The only way to flee is to have an alternative. And despite all of the wanna-bes, there are no real quality alternatives.
Or network effects make alternatives less attractive.
Take eBay for example. The network effect makes it such that despite its fees and policies, it remains the #1 site for buy and selling goods.
Sure other sites have started up and are better in many ways, but you see complaints from buyers along the lines of "If I wanted to pay eBay prices, I'd use eBay!" and complaints from sellers of "Buyers are always lowballing me - they refues to pay what I'd get on eBay!". Well, yeah, the network effect is such that buyers KNOW they're using a lesser site so they hope to get bargains (or else they'd just save the effort and use eBay) and sellers are using it hoping to use the lower rates to make more money (but expecting the same prices as eBay). This ends up with auction sites basically dying because sellers want eBay prices despite lower demand, and buyers want cheaper prices because of relative obscurity (again, if they wanted to pay eBay pricing, they'd just use eBay).
Facebook and the others are the same thing - you want me to use your network, but all my friends are on Facebook, so I'd just be making extra work for myself to use your network. You'd better have a compelling reason for me to do twice as much work. (See G+).
It only works if you have the network effect going for you. Something like Amazon doesn't, because I can buy a DVD from them, or a DVD from Walmart.com, so the two are fungible.

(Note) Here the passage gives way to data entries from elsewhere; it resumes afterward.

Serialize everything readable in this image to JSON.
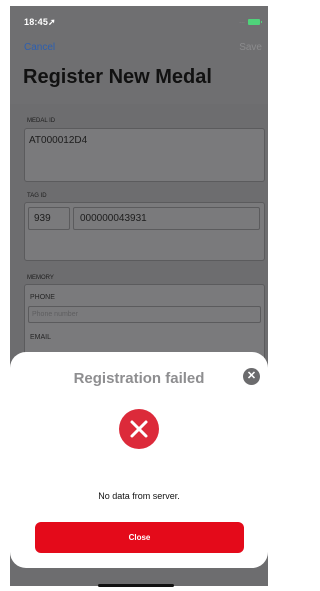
{
  "status_bar": {
    "time": "18:45",
    "signal": "...",
    "battery_color": "#4fd37a"
  },
  "nav": {
    "cancel_label": "Cancel",
    "save_label": "Save"
  },
  "page": {
    "title": "Register New Medal"
  },
  "form": {
    "medal_id": {
      "label": "MEDAL ID",
      "value": "AT000012D4"
    },
    "tag_id": {
      "label": "TAG ID",
      "prefix": "939",
      "value": "000000043931"
    },
    "memory": {
      "label": "MEMORY",
      "phone_label": "PHONE",
      "phone_placeholder": "Phone number",
      "email_label": "EMAIL"
    }
  },
  "modal": {
    "title": "Registration failed",
    "message": "No data from server.",
    "close_button_label": "Close",
    "error_color": "#dc2a3a",
    "button_color": "#e40a1a",
    "icons": {
      "close": "close-icon",
      "error": "error-x-icon"
    }
  }
}
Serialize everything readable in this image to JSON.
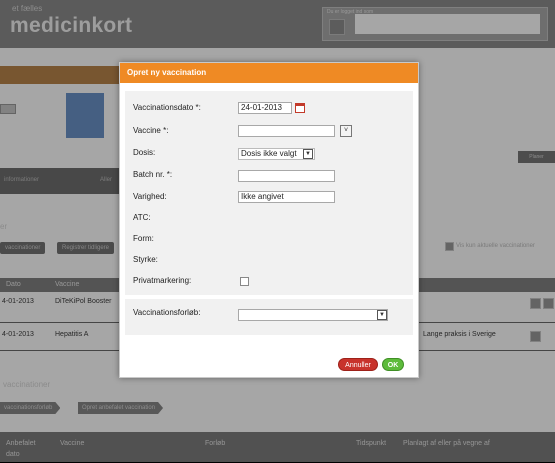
{
  "header": {
    "brand_sub": "et fælles",
    "brand": "medicinkort",
    "logged_in_label": "Du er logget ind som"
  },
  "background": {
    "tabs": [
      "informationer",
      "Aller"
    ],
    "register_btn": "Registrer tidligere",
    "prev_btn": "vaccinationer",
    "left_label": "er",
    "right_button": "Planer",
    "only_current_label": "Vis kun aktuelle vaccinationer",
    "table_headers": [
      "Dato",
      "Vaccine"
    ],
    "rows": [
      {
        "date": "4-01-2013",
        "vaccine": "DiTeKiPol Booster"
      },
      {
        "date": "4-01-2013",
        "vaccine": "Hepatitis A",
        "note": "Lange praksis i Sverige"
      }
    ],
    "section_title": "vaccinationer",
    "course_btn": "vaccinationsforløb",
    "recommended_btn": "Opret anbefalet vaccination",
    "bottom_headers": [
      "Anbefalet",
      "Vaccine",
      "Forløb",
      "Tidspunkt",
      "Planlagt af eller på vegne af"
    ],
    "bottom_headers_sub": "dato"
  },
  "dialog": {
    "title": "Opret ny vaccination",
    "fields": {
      "date_label": "Vaccinationsdato *:",
      "date_value": "24-01-2013",
      "vaccine_label": "Vaccine *:",
      "vaccine_value": "",
      "dose_label": "Dosis:",
      "dose_value": "Dosis ikke valgt",
      "batch_label": "Batch nr. *:",
      "batch_value": "",
      "duration_label": "Varighed:",
      "duration_value": "Ikke angivet",
      "atc_label": "ATC:",
      "form_label": "Form:",
      "strength_label": "Styrke:",
      "private_label": "Privatmarkering:",
      "course_label": "Vaccinationsforløb:",
      "course_value": ""
    },
    "cancel_label": "Annuller",
    "ok_label": "OK"
  },
  "icons": {
    "calendar": "calendar-icon",
    "dropdown": "chevron-down-icon"
  },
  "colors": {
    "accent": "#ef8a24",
    "cancel": "#c8332c",
    "ok": "#5dbb3b"
  }
}
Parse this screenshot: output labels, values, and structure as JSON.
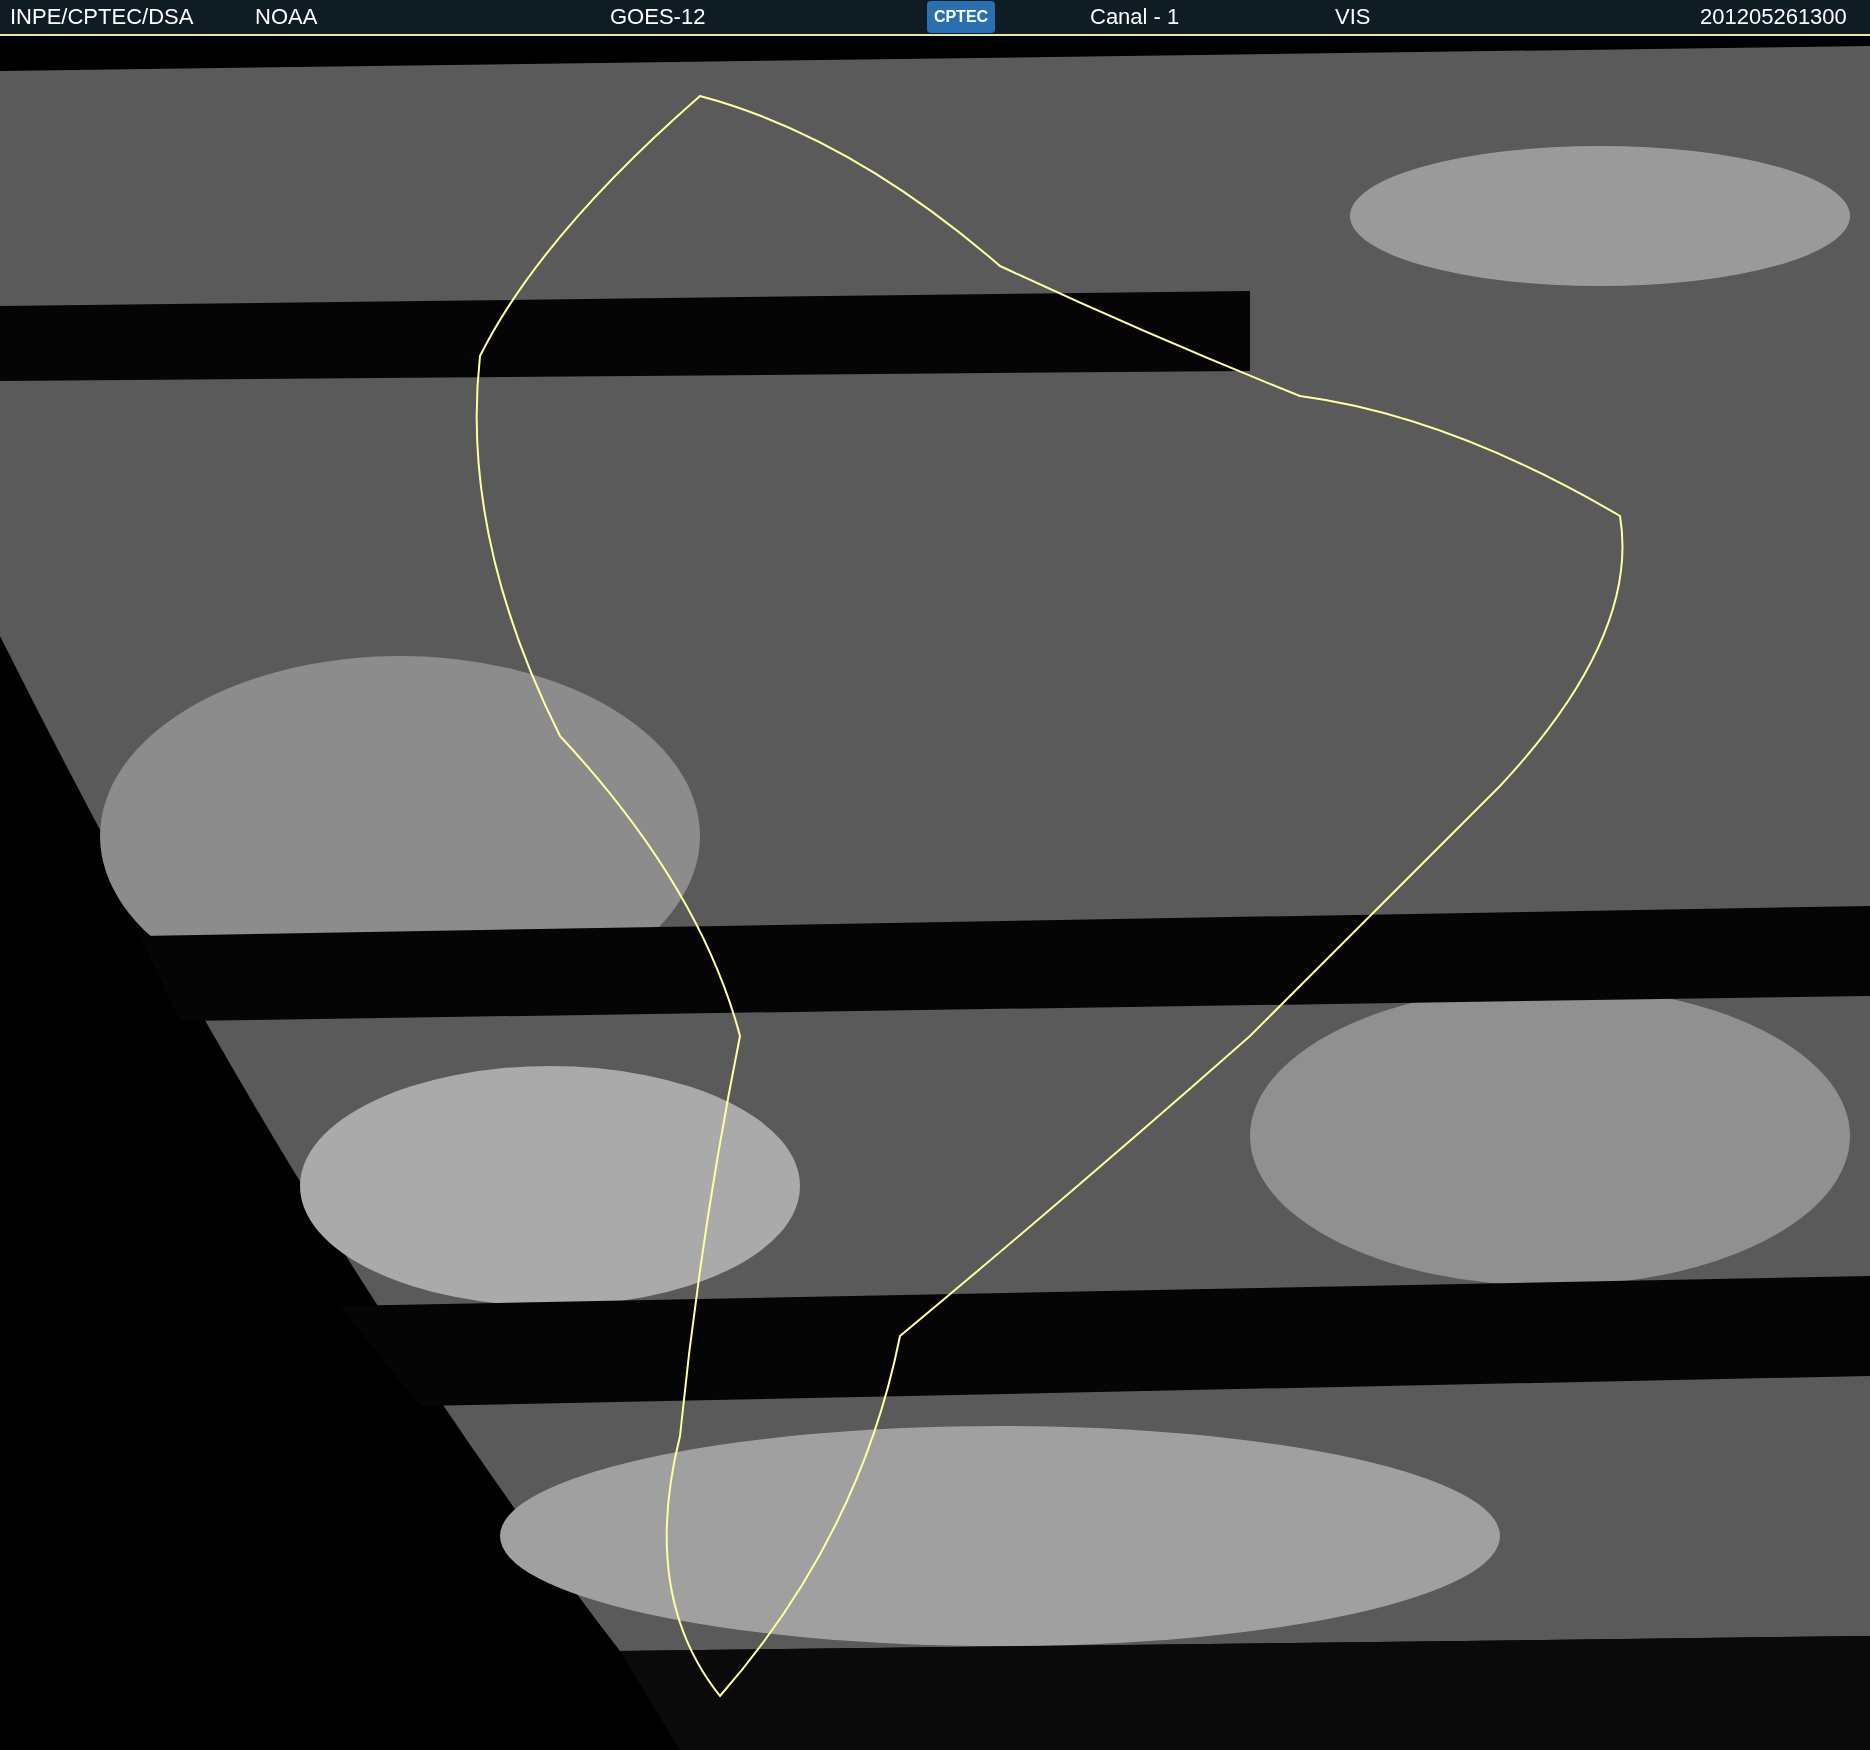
{
  "header": {
    "source": "INPE/CPTEC/DSA",
    "agency": "NOAA",
    "satellite": "GOES-12",
    "logo": "CPTEC",
    "channel": "Canal - 1",
    "band": "VIS",
    "timestamp": "201205261300"
  }
}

eBay is not fungible with any other auction site. Facebook and G+ are not fungible (for most people) - you cannot take a user of one site, transplant them to the other and expect things to go just fine. Amazon and Walmart are, since it doesn't matter where you get your product from - you just use free shipping and pick the one that has the lowest price.